, , ,


…So this evening I read a really interesting predictions piece from Josh Bersin here and want to share an interesting takeaway that from it (see page #8, excerpt below):


Bersin gives non-total rewards examples above, but from a benefits standpoint this is powerful for me because it drives home the point that – regardless of how value added our total rewards programs can potentially be to our employee population – for our employees to realize said value, our offerings must be easy for them to use and easy to understand.

This means it’s important to always consider how colleagues across all segments of our workforce are engaging with our HR platforms… and also to think about how accessible the information housed on them is. Because if an employee doesn’t understand how a benefit works (or it isn’t otherwise intuitive to use), the most likely action that they’ll take with regards to said benefit is no action. This harms (1) the employee because they may be underutilizing a product that could significantly improve their health, engagement, or retirement/financial security outcomes. And it (2) harms the Company because we’re paying for a benefit that isn’t being used by our population (resulting in unnecessary expense and a failure to realize what might otherwise be an offering’s retentive value).

The above is in many ways common sense, I suppose, but as I read this article it struck me how often I assume my audience knows things that they may not. After all, just because a communication or SOP is sent out doesn’t mean it was read. And just because it was read doesn’t mean it was understood.

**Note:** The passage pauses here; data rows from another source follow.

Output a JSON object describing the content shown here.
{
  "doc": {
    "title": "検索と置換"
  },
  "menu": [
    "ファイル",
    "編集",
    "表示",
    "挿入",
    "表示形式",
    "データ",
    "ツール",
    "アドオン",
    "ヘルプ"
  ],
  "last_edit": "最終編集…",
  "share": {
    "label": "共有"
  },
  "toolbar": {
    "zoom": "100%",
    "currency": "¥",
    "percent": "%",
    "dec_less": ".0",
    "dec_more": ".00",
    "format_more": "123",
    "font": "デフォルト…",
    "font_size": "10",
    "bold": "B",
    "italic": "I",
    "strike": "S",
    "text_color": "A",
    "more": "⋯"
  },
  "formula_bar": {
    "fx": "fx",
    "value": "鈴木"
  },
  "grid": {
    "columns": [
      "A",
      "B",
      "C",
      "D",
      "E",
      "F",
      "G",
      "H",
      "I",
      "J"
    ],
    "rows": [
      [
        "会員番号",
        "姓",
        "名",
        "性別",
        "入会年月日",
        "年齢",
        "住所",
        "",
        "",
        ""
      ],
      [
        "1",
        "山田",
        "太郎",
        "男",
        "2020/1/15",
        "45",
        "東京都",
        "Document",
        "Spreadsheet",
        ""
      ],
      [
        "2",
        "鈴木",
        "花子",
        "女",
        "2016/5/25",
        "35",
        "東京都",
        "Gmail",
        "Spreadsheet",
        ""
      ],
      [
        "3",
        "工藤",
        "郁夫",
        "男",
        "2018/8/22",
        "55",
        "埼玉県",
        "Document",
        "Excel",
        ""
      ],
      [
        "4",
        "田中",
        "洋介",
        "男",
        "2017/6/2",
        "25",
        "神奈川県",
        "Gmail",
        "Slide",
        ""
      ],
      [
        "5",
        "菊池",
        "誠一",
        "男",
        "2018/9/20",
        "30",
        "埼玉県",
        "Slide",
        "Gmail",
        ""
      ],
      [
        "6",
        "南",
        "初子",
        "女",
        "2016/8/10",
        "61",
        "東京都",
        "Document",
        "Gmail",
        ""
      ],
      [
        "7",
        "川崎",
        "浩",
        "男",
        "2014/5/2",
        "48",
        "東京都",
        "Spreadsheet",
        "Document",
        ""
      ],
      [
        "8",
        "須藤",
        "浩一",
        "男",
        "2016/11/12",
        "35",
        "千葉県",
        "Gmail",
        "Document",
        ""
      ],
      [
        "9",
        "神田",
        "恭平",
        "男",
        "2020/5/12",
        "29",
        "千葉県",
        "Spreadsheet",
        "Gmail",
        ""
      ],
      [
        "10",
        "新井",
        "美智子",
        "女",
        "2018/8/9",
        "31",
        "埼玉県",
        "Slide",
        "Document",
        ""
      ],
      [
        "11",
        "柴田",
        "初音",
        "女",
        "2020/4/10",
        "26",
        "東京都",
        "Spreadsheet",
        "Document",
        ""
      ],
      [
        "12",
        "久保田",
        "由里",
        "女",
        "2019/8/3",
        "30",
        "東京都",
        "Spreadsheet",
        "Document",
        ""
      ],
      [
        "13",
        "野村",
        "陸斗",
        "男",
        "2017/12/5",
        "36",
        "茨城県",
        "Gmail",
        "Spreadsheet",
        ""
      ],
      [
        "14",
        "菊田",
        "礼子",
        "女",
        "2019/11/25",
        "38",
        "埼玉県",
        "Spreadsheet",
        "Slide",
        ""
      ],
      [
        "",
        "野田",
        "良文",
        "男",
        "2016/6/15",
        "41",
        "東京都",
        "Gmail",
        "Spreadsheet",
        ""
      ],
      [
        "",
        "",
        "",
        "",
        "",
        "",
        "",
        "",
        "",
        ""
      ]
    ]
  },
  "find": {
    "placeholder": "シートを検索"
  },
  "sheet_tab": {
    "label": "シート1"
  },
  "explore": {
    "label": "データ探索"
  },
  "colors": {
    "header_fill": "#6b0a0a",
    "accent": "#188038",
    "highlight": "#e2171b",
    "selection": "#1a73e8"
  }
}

My big takeaway? Regardless of the platform I am working from in 2016, I want to be mindful to stop and ask myself three questions when communicating/explaining a benefit to someone:

  1. What is this audience’s current level of knowledge about the offering? If I don’t know the answer to this question for sure I need to clarify it before communicating anything.
  2. How can I augment my audience’s knowledge in such a way that they (1) feel confident about how the offering works and (2) empowered to use it to improve their lives in some way?
  3. Does my audience know who to contact if they have additional questions about the product / offering?

Simple, yes. Value added, hopefully?

As always, please share your thoughts in the comments section below.